Wurman’s Five Rules of Information Communication

The iconic and irascible information architect Richard Saul Wurman has some great wisdom to impart about effectively communicating large amounts of information visually. He is the founder of the popular Technology Entertainment and Design (TED) conference, a consummate information architect, and the author of nearly 100 books that exhibit a high degree of design excellence. He offers five simple rules for more effectively communicating information in any form.

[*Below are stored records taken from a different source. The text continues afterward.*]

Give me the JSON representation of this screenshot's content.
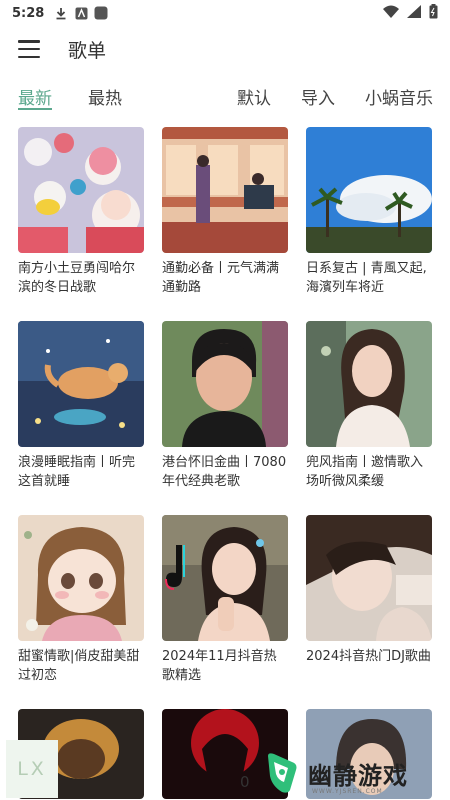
{
  "statusbar": {
    "time": "5:28"
  },
  "appbar": {
    "title": "歌单"
  },
  "tabs": {
    "newest": "最新",
    "hottest": "最热",
    "default": "默认",
    "import": "导入",
    "source": "小蜗音乐",
    "active": "newest"
  },
  "playlists": [
    {
      "title": "南方小土豆勇闯哈尔滨的冬日战歌"
    },
    {
      "title": "通勤必备丨元气满满通勤路"
    },
    {
      "title": "日系复古 | 青風又起, 海濱列车将近"
    },
    {
      "title": "浪漫睡眠指南丨听完这首就睡"
    },
    {
      "title": "港台怀旧金曲丨7080年代经典老歌"
    },
    {
      "title": "兜风指南丨邀情歌入场听微风柔缓"
    },
    {
      "title": "甜蜜情歌|俏皮甜美甜过初恋"
    },
    {
      "title": "2024年11月抖音热歌精选"
    },
    {
      "title": "2024抖音热门DJ歌曲"
    }
  ],
  "overlay": {
    "lx_badge": "LX",
    "page_counter": "0",
    "watermark": "幽静游戏",
    "watermark_sub": "WWW.YJSREN.COM"
  },
  "colors": {
    "accent": "#5ca88e"
  }
}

  1. Understanding is relative – People are only able to learn new things in relation to what they already know. This observation is echoed in the recent cognitive science literature on learning. “For most things in everyday life, scale is best understood if it’s based on a relationship to a human being,” according to Wurman. “Scale always relates to us.
  2. LATCH –  Systematically organizing the information may help in structuring it into a more useful form for communicating meaning is the first step in communicating. Wurman has tried many different organizational schemes over his 30 years of designing, but they always can be reduced down to a few basic dimensions for organizing data. “I’ve tried a thousand times to find other ways to organize,” Wurman says, “but I always end up using one of these five.” His catchy LATCH acronym proves to be a useful way to organize information.
    • Location – Geography or proximity, particularly when combined with time, is one of the most useful ways to organize information. Location can be concrete, such as a position on a map, a part within system diagram, or a step in a flowchart, or more abstract senses of space such as a grouping of images together to convey their relation to one another or a relative size in a drawing.
    • Alphabet Alphabetizing along one or more factors is less useful in more visually-based communication, but it does provide a way to organize large amounts of data. Although “A” fits nicely in his LATCH acronym, this dimension represents any scheme in which information is organized by an arbitrary symbol, such as a number or table of contents index.
    • Time – Organizing things temporally allows for the suggestion of causality. This approach is most valuable when combined with other schemes, such as location. Time is often represented by graphical timelines and calendars.
    • Category  – Classifying an item as a member of a group helps identify patterns in data. Groups can include distinctions such as color, gender, and other item attributes. Once categorized, the items can be counted and have a variety of statistical techniques applied to tease out patterns.
    • Hierarchy – The relationship of items according to one or more factors helps reveal the internal structure and relationships among data elements. For example, one kind of hierarchy would involve a simple ranking of an item’s attribute, such as its size, order of importance, or number. More complex hierarchies include family trees, organizational charts, and other kinds of relational data types.
  3. Do not beautify, clarify – In resonance with visualization guru Edward Tufte’s design ideals, the goal of information design is to facilitate communication by avoiding the addition of extraneous graphics. “The goal is to clarify—make it easy to understand.”
  4. Focus on what you really want to know – Figure out what you really want to know about the topic and focus in on that by asking questions. “We’re taught when we’re young that we’re not supposed to look stupid. So we don’t ask questions. Well, you’d better ask questions, and you’d better ask about things you really want to know. That way you’ll convey your fascination and finally,
  5. Get rid of useless information – According to Wurman, most information is useless and will not improve the viewer’s insight and understanding. People can only remember a half-dozen things in working memory at any given time. Get rid of the extraneous information to let the salient points have a chance to be absorbed. “It’s worthless to read something you’re not interested in, because you won’t remember it anyway.”

It’s not often that such simple rules yield so much clarity, especially when applied to such a difficult task a communicating complex information clearly. I’ve found that applying Wuman’s guidelines, particularly LATCH, has helped me get started in parsing through a large amount of information and lead the way to communicate it more effectively.

About Bill Ferster

Bill Ferster is a research professor at the University of Virginia and a technology consultant for organizations using web-applications for ed-tech, data visualization, and digital media. He is the author of Sage on the Screen (2016, Johns Hopkins), Teaching Machines (2014, Johns Hopkins), and Interactive Visualization (2012, MIT Press), and has founded a number of high-technology startups in past lives. For more information, see www.stagetools.com/bill.

All quotes from Richard Saul Wurman’s Information Architects, 1996, Graphis Press